3. Study your patterns of making promises.
Figure out when you tend to make careless promises, and study the situations in which you do so you can understand why you’re promising what you don’t really intend to do. Keep a journal for a week to record the details of what happened when you noticed yourself promising something to someone. Did you feel pressured to make a promise? Were you in a rush and just saying what you thought people wanted to hear so you could move on from a situation? Did you make a promise simply because it seemed like the polite thing to do? Were you trying to get someone to like you by promising them something? Pray about whatever patterns you notice, asking the Holy Spirit
to help you change unhealthy habits.
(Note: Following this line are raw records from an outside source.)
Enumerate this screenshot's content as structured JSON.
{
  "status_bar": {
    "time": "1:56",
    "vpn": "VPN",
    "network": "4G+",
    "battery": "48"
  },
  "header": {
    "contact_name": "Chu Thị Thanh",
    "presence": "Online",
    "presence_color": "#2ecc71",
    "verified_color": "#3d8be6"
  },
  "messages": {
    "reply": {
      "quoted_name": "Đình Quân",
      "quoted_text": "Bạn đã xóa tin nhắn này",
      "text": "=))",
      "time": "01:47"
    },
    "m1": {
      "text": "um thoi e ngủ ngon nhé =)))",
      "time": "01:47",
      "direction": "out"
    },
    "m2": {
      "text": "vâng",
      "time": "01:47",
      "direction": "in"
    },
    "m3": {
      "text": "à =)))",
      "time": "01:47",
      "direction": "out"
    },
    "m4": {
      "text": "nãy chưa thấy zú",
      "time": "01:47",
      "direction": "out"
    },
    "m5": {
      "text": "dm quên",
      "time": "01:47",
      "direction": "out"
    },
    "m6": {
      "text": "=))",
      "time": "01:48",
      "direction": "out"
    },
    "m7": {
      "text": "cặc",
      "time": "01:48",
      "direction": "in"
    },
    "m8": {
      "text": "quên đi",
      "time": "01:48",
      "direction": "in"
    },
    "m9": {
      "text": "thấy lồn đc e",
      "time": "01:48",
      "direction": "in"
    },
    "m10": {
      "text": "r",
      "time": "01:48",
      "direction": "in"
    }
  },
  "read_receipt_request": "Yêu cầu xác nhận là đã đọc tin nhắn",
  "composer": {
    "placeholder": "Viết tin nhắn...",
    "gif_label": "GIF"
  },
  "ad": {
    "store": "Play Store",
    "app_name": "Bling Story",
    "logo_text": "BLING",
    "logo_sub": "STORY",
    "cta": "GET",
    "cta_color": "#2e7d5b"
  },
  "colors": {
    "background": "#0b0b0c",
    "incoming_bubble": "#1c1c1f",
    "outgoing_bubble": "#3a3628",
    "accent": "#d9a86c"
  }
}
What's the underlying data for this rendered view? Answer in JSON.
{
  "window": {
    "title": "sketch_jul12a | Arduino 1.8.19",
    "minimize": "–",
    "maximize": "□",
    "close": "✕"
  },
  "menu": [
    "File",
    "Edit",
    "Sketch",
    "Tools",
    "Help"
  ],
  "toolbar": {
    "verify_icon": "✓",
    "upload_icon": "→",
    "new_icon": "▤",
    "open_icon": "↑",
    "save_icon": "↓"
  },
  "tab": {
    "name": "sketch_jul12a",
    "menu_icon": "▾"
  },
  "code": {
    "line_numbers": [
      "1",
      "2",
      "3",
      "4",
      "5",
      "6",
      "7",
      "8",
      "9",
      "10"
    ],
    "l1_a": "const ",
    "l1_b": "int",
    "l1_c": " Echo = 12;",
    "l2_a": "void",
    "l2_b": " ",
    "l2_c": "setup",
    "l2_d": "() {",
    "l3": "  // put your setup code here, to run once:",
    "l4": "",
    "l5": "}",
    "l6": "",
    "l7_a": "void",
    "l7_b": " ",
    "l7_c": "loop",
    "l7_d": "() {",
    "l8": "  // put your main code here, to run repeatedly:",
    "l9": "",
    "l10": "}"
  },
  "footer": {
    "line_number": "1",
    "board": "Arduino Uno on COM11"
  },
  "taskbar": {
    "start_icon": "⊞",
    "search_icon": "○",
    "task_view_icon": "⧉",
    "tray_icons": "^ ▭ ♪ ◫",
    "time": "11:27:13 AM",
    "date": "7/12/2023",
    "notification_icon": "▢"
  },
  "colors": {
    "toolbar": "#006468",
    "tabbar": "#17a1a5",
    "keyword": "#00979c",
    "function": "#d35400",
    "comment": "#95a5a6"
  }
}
4. Take time for careful consideration before making a promise to someone. Don’t rush yourself into a promise that you won’t truly be able to keep. Even when you’re in a hurry, you usually don’t have an immediate sense of urgency about promising to do something. Stop yourself before you make a vow, delaying your decision long enough to carefully think it through. Count the cost of following through on potential plans, as Jesus urges people to do before making an important decision in Luke 14:28: “Suppose one of you wants to build a tower. Won't you first sit down and estimate the cost to see if you have enough money to complete it?” If your promise isn’t impulsive, it’s likely to be genuine.
5. Think through what it really means to be nice to other people. In an effort to be nice to others, you may promise something they want – or something you think they want – without actually considering whether or not you want to keep that promise. But think it through. Is it nicer to say, “I’ll call you” and then not do so, or simply to refrain from saying anything? Is it nicer to volunteer for something just because someone asks you to do so and then fail to keep your commitment, or simply say “no” to their request? It’s more considerate to avoid disappointing others – which is what happens when you tell them to expect something but then break that promise. A truly nice person is a careful person.
6. Keep it simple when you communicate about promises. You don’t need to puff up your promises with elaborate efforts to present a certain image to others; you simply need to make sure that you do whatever it is that you promise to do. Jesus says in Matthew chapter 5 that it’s not necessary to dramatically swear to keep your promises. “All you need to say,” he says in verse 37, “is simply ‘Yes’ or ‘No’; anything beyond this comes from the evil one.” The emphasis isn’t on how convincingly you make a promise – it’s on how much integrity you have about keeping one.
7. Check in with God regularly to keep you accountable to your promises and receive his help to keep them. Make a habit of praying regularly about the promises you’ve made to other people, asking God to empower you to keep those promises. If you encounter a change of circumstances that truly prevents you from keeping a promise you’ve already made, do your best to fulfill your vow in another way at another time, following God’s guidance. Seek God’s help every day to live with integrity in all of life’s little details.
The more careful you become about making promises, the easier it will be to keep them. In the process, you’ll become more like our promise-keeping God and draw other people closer to him as they seek spiritual truth!
Whitney Hopler, who has served as a Crosswalk.com contributing writer for many years, produces a site about angels and miracles for About.com. She is author of the young adult inspirational novel Dream Factory (which is set during Hollywood's golden age) and writes about the power of thoughts on her “Renewing Your Mind” blog.
Publication date: September 8, 2015